  byte pixel = ~ ander;
  for (byte bit = 0; bit < 8; bit++) {
   byte pixelBit = (pixel >> bit) & 1;
   *_vm->_graph.getPixel(x * 8 + fv * 8 + 7 - bit, y + 8) = pixelBit | (pixelBit << 1) | (pixelBit << 2);

At least here I didn't have to blank out the pixels or bother with planes and these made the whole thing a little bit easier. (In truth understanding the original Pacal code was much harder then implementing it in C++ again.) There is two stances of a menu item: valid (black) and invalid (grayed out). In truth, there's a third one: highlighted, but since the menu doesn't operate yet, I didn't have to bother with the implementation of it. Depending on the current state of the menu item, we get the pixels of the characters with bitwise operations. According to the original code, the planes all have the same value (since in dropdown.pas chalk() does the same for every plane), and since we have 1 byte for every row of a character in 'little', all the characters are 8 pixels wide as well. After that comes the underlining of a character of every text with a very similar algorithm and that's it: we are done. We call chalk() for every menu item after drawing a gray bar on the top of the screen and finally everything looks fine.
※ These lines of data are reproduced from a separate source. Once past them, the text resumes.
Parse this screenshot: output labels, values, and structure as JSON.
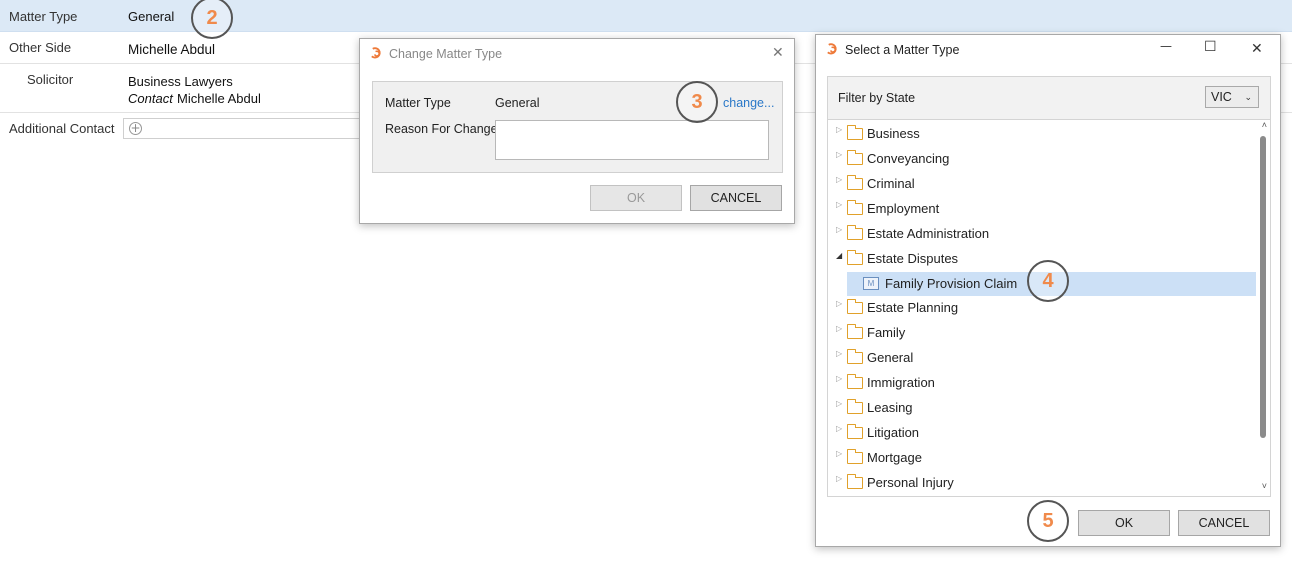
{
  "form": {
    "matter_type_label": "Matter Type",
    "matter_type_value": "General",
    "other_side_label": "Other Side",
    "other_side_value": "Michelle Abdul",
    "solicitor_label": "Solicitor",
    "solicitor_firm": "Business Lawyers",
    "contact_label": "Contact",
    "contact_value": "Michelle Abdul",
    "additional_contact_label": "Additional Contact",
    "add_icon": "plus-circle-icon",
    "add_glyph": "+"
  },
  "steps": [
    "2",
    "3",
    "4",
    "5"
  ],
  "change_dialog": {
    "title": "Change Matter Type",
    "close_glyph": "✕",
    "matter_type_label": "Matter Type",
    "matter_type_value": "General",
    "change_link": "change...",
    "reason_label": "Reason For Change",
    "reason_value": "",
    "ok_label": "OK",
    "cancel_label": "CANCEL"
  },
  "select_dialog": {
    "title": "Select a Matter Type",
    "minimize_glyph": "—",
    "maximize_glyph": "☐",
    "close_glyph": "✕",
    "filter_label": "Filter by State",
    "state_value": "VIC",
    "chevron_glyph": "⌄",
    "items": [
      {
        "label": "Business",
        "expanded": false
      },
      {
        "label": "Conveyancing",
        "expanded": false
      },
      {
        "label": "Criminal",
        "expanded": false
      },
      {
        "label": "Employment",
        "expanded": false
      },
      {
        "label": "Estate Administration",
        "expanded": false
      },
      {
        "label": "Estate Disputes",
        "expanded": true
      }
    ],
    "child_item": "Family Provision Claim",
    "child_icon_glyph": "M",
    "items_after": [
      {
        "label": "Estate Planning"
      },
      {
        "label": "Family"
      },
      {
        "label": "General"
      },
      {
        "label": "Immigration"
      },
      {
        "label": "Leasing"
      },
      {
        "label": "Litigation"
      },
      {
        "label": "Mortgage"
      },
      {
        "label": "Personal Injury"
      }
    ],
    "collapsed_glyph": "▷",
    "expanded_glyph": "◢",
    "scroll_up_glyph": "˄",
    "scroll_down_glyph": "˅",
    "ok_label": "OK",
    "cancel_label": "CANCEL"
  },
  "colors": {
    "highlight_row": "#dce9f6",
    "step_number": "#f08a4b",
    "link": "#2a78c8",
    "folder": "#e1a12a",
    "selected_item": "#cce0f6"
  }
}
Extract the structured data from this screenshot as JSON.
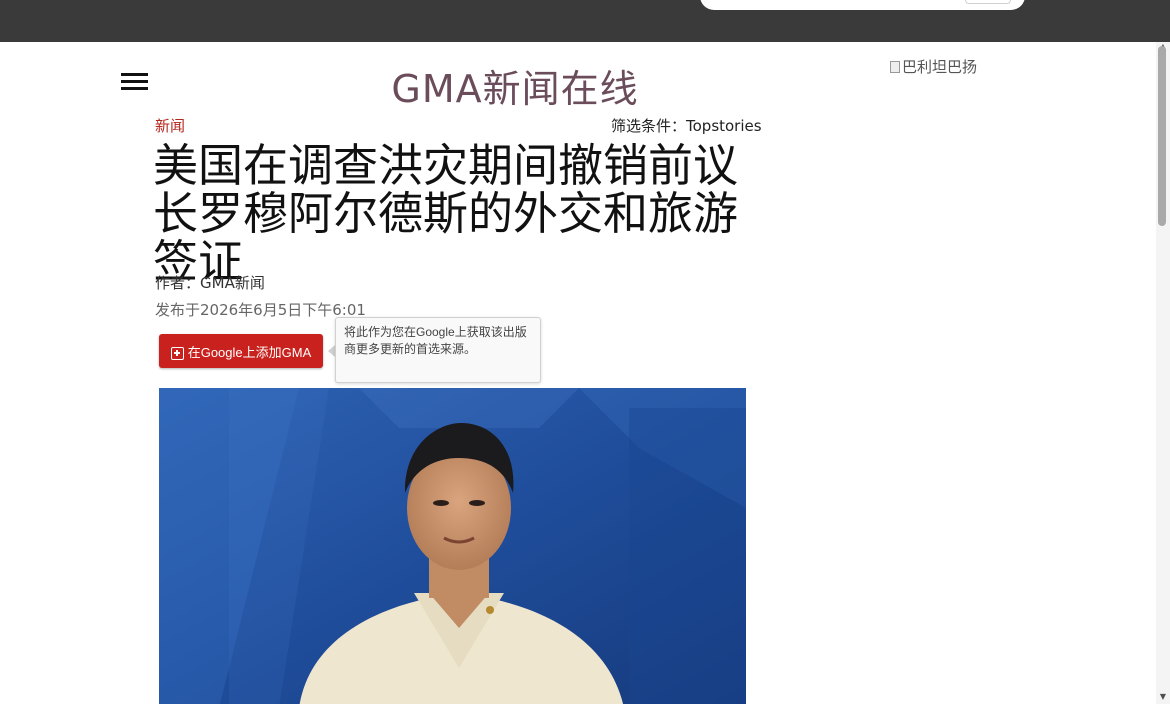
{
  "site": {
    "title": "GMA新闻在线",
    "ad_alt": "巴利坦巴扬"
  },
  "article": {
    "section": "新闻",
    "filter": "筛选条件：Topstories",
    "headline": "美国在调查洪灾期间撤销前议长罗穆阿尔德斯的外交和旅游签证",
    "author": "作者：GMA新闻",
    "published": "发布于2026年6月5日下午6:01"
  },
  "google_button": {
    "label": "在Google上添加GMA"
  },
  "tooltip": {
    "text": "将此作为您在Google上获取该出版商更多更新的首选来源。"
  },
  "icons": {
    "menu": "hamburger-menu-icon",
    "google_add": "plus-square-icon",
    "broken_image": "broken-image-icon"
  },
  "colors": {
    "site_title": "#6b4c5a",
    "section_link": "#b3261e",
    "button": "#c9211d",
    "top_bar": "#3a3a3a"
  }
}
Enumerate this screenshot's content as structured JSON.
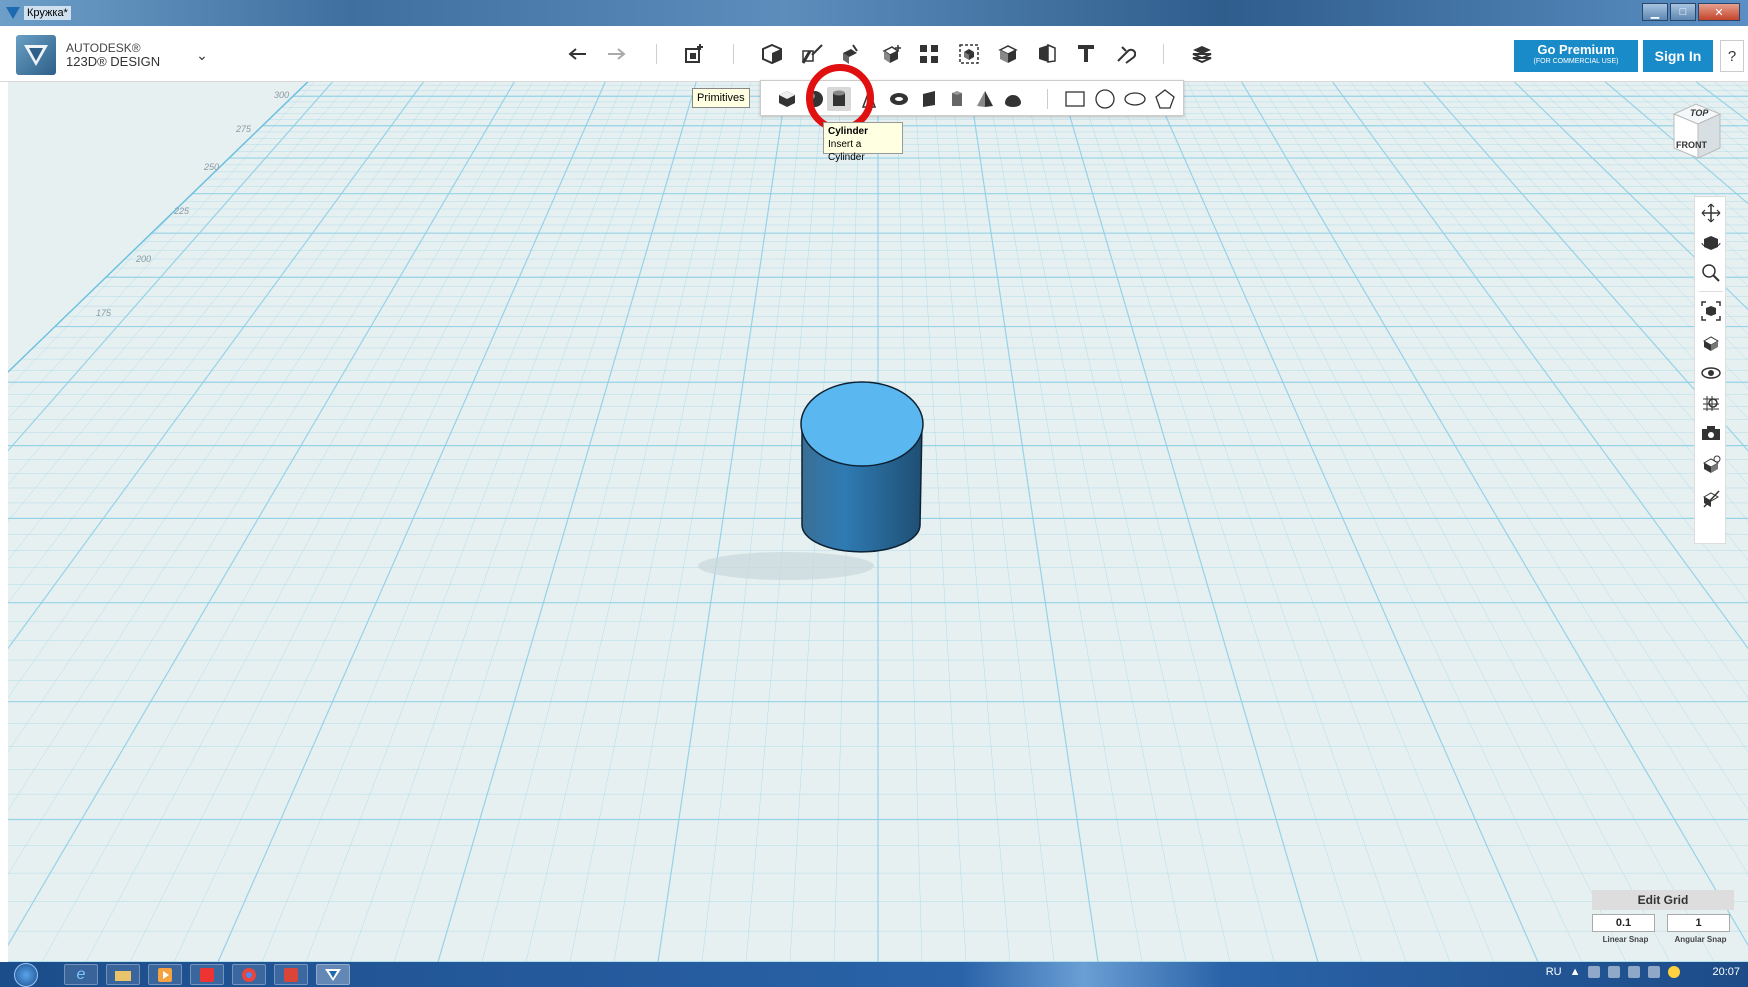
{
  "window": {
    "title": "Кружка*",
    "buttons": [
      "minimize",
      "maximize",
      "close"
    ]
  },
  "brand": {
    "line1": "AUTODESK®",
    "line2": "123D® DESIGN"
  },
  "toolbar": {
    "icons": [
      "undo-icon",
      "redo-icon",
      "new-shape-icon",
      "primitives-icon",
      "sketch-icon",
      "construct-icon",
      "modify-icon",
      "pattern-icon",
      "group-icon",
      "combine-icon",
      "measure-icon",
      "text-icon",
      "snap-icon",
      "material-icon"
    ]
  },
  "account": {
    "premium_label": "Go Premium",
    "premium_sub": "(FOR COMMERCIAL USE)",
    "signin_label": "Sign In",
    "help_label": "?"
  },
  "primitives": {
    "label": "Primitives",
    "tooltip_title": "Cylinder",
    "tooltip_desc": "Insert a Cylinder",
    "items": [
      "box",
      "sphere",
      "cylinder",
      "cone",
      "torus",
      "wedge",
      "prism",
      "pyramid",
      "hemisphere",
      "rectangle",
      "circle",
      "ellipse",
      "polygon"
    ],
    "active": "cylinder"
  },
  "viewcube": {
    "top": "TOP",
    "front": "FRONT"
  },
  "grid": {
    "ruler_labels": [
      "300",
      "275",
      "250",
      "225",
      "200",
      "175"
    ]
  },
  "navigation": {
    "icons": [
      "pan-icon",
      "orbit-icon",
      "zoom-icon",
      "fit-icon",
      "view-icon",
      "visibility-icon",
      "grid-icon",
      "camera-icon",
      "material-view-icon",
      "snap-view-icon"
    ]
  },
  "edit_grid": {
    "title": "Edit Grid",
    "linear_value": "0.1",
    "linear_label": "Linear Snap",
    "angular_value": "1",
    "angular_label": "Angular Snap"
  },
  "taskbar": {
    "lang": "RU",
    "time": "20:07"
  },
  "colors": {
    "accent": "#1a8bc9",
    "grid_line": "#8fcfe6",
    "cylinder_top": "#5bb7f0",
    "cylinder_side": "#2b6b99"
  }
}
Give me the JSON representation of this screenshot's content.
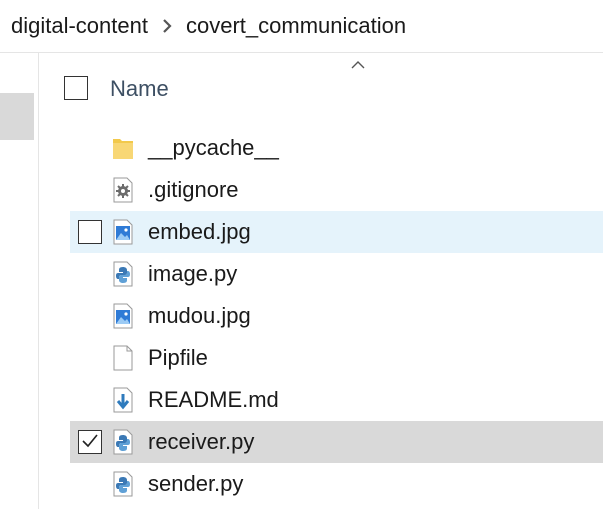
{
  "breadcrumb": {
    "items": [
      "digital-content",
      "covert_communication"
    ]
  },
  "header": {
    "name_column": "Name",
    "sort_direction": "ascending"
  },
  "files": [
    {
      "name": "__pycache__",
      "icon": "folder-icon",
      "state": "normal",
      "checked": false
    },
    {
      "name": ".gitignore",
      "icon": "settings-file-icon",
      "state": "normal",
      "checked": false
    },
    {
      "name": "embed.jpg",
      "icon": "image-file-icon",
      "state": "hover",
      "checked": false
    },
    {
      "name": "image.py",
      "icon": "python-file-icon",
      "state": "normal",
      "checked": false
    },
    {
      "name": "mudou.jpg",
      "icon": "image-file-icon",
      "state": "normal",
      "checked": false
    },
    {
      "name": "Pipfile",
      "icon": "blank-file-icon",
      "state": "normal",
      "checked": false
    },
    {
      "name": "README.md",
      "icon": "markdown-file-icon",
      "state": "normal",
      "checked": false
    },
    {
      "name": "receiver.py",
      "icon": "python-file-icon",
      "state": "selected",
      "checked": true
    },
    {
      "name": "sender.py",
      "icon": "python-file-icon",
      "state": "normal",
      "checked": false
    }
  ],
  "colors": {
    "hover_row": "#e5f3fb",
    "selected_row": "#d9d9d9",
    "folder": "#f2c94c",
    "image_blue": "#2f7bd6",
    "python_blue": "#3b79b5",
    "python_yellow": "#f5cc3d"
  }
}
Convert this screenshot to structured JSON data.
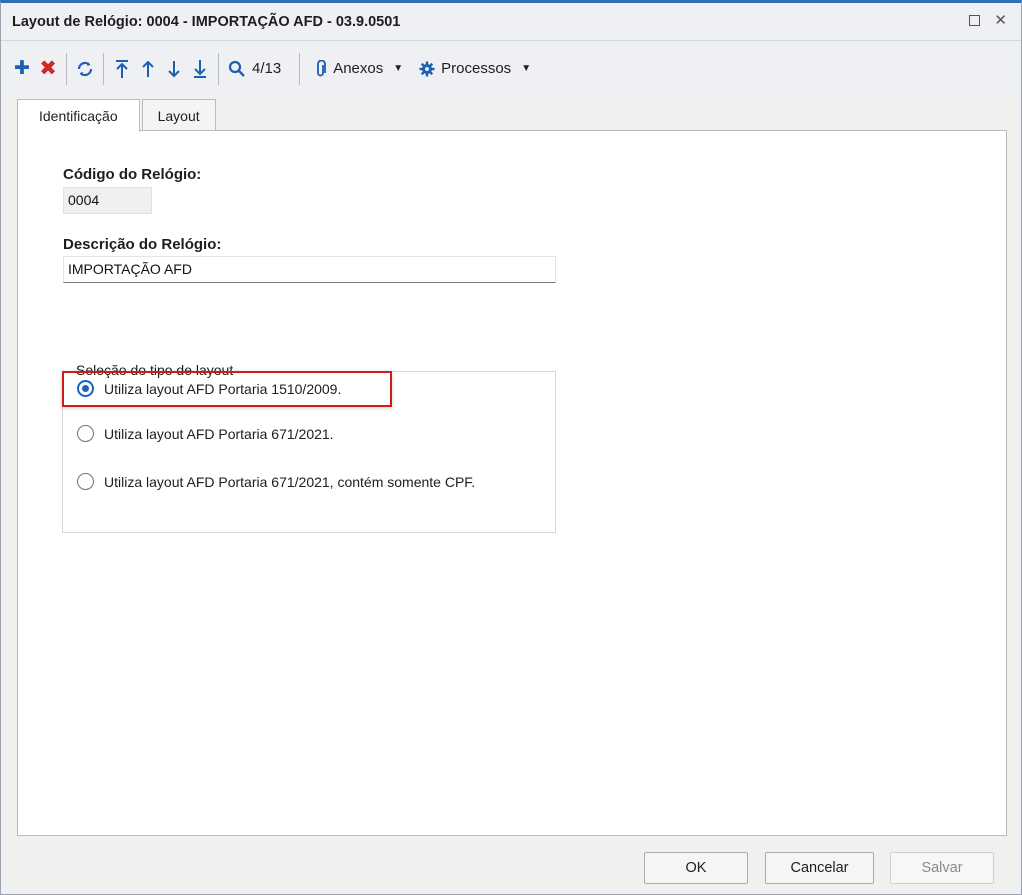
{
  "window": {
    "title": "Layout de Relógio: 0004 - IMPORTAÇÃO AFD - 03.9.0501"
  },
  "toolbar": {
    "record_position": "4/13",
    "attachments_label": "Anexos",
    "processes_label": "Processos"
  },
  "tabs": [
    {
      "label": "Identificação",
      "active": true
    },
    {
      "label": "Layout",
      "active": false
    }
  ],
  "form": {
    "code_label": "Código do Relógio:",
    "code_value": "0004",
    "description_label": "Descrição do Relógio:",
    "description_value": "IMPORTAÇÃO AFD"
  },
  "layout_group": {
    "legend": "Seleção do tipo de layout",
    "options": [
      {
        "label": "Utiliza layout AFD Portaria 1510/2009.",
        "selected": true
      },
      {
        "label": "Utiliza layout AFD Portaria 671/2021.",
        "selected": false
      },
      {
        "label": "Utiliza layout AFD Portaria 671/2021, contém somente CPF.",
        "selected": false
      }
    ]
  },
  "footer": {
    "ok_label": "OK",
    "cancel_label": "Cancelar",
    "save_label": "Salvar"
  },
  "colors": {
    "accent": "#1764c0",
    "delete": "#d0262c",
    "highlight": "#d21a1a"
  }
}
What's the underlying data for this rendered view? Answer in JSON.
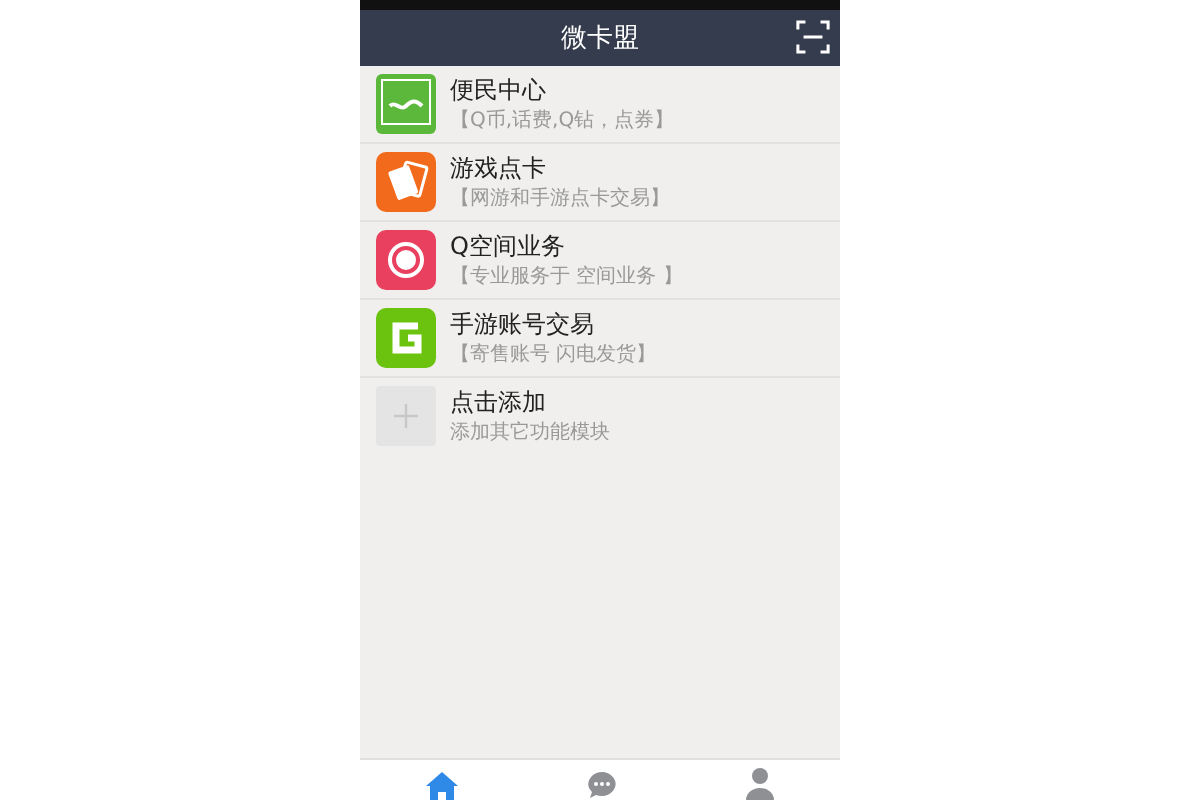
{
  "header": {
    "title": "微卡盟"
  },
  "items": [
    {
      "kind": "app",
      "title": "便民中心",
      "subtitle": "【Q币,话费,Q钻，点券】"
    },
    {
      "kind": "app",
      "title": "游戏点卡",
      "subtitle": "【网游和手游点卡交易】"
    },
    {
      "kind": "app",
      "title": "Q空间业务",
      "subtitle": "【专业服务于 空间业务 】"
    },
    {
      "kind": "app",
      "title": "手游账号交易",
      "subtitle": "【寄售账号 闪电发货】"
    },
    {
      "kind": "add",
      "title": "点击添加",
      "subtitle": "添加其它功能模块"
    }
  ],
  "tabs": [
    {
      "selected": true
    },
    {
      "selected": false
    },
    {
      "selected": false
    }
  ]
}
Implementing the drop-down menu system will remain for after midterm. My main concerns now are to make Avvy move around in the room with the help of the arrow keys, and if possible, put him into the bed at the beginning of the game, and make the speech bubble system work along with text input, so I'll be able to display the first few animations of the game (when Avalot wakes up to the screaming of her wife). I hope I'll be able to do all of this before midterm. I am giving it all I've got, and we'll soon see the result of it.


  1. Perhaps it is worth to do the vertical scaling, so the image is not so squeezed?

  2. Good work!

    In case you're wondering where Trip got its name, it comes from the heraldic word "trippant" meaning "walking": http://en.wikipedia.org/wiki/Attitude_%28heraldry%29#Passant . I made up much of this stuff independently (I remember working out the AND/XOR algorithm with pencil and paper) so I had to make up a lot of names rather quickly.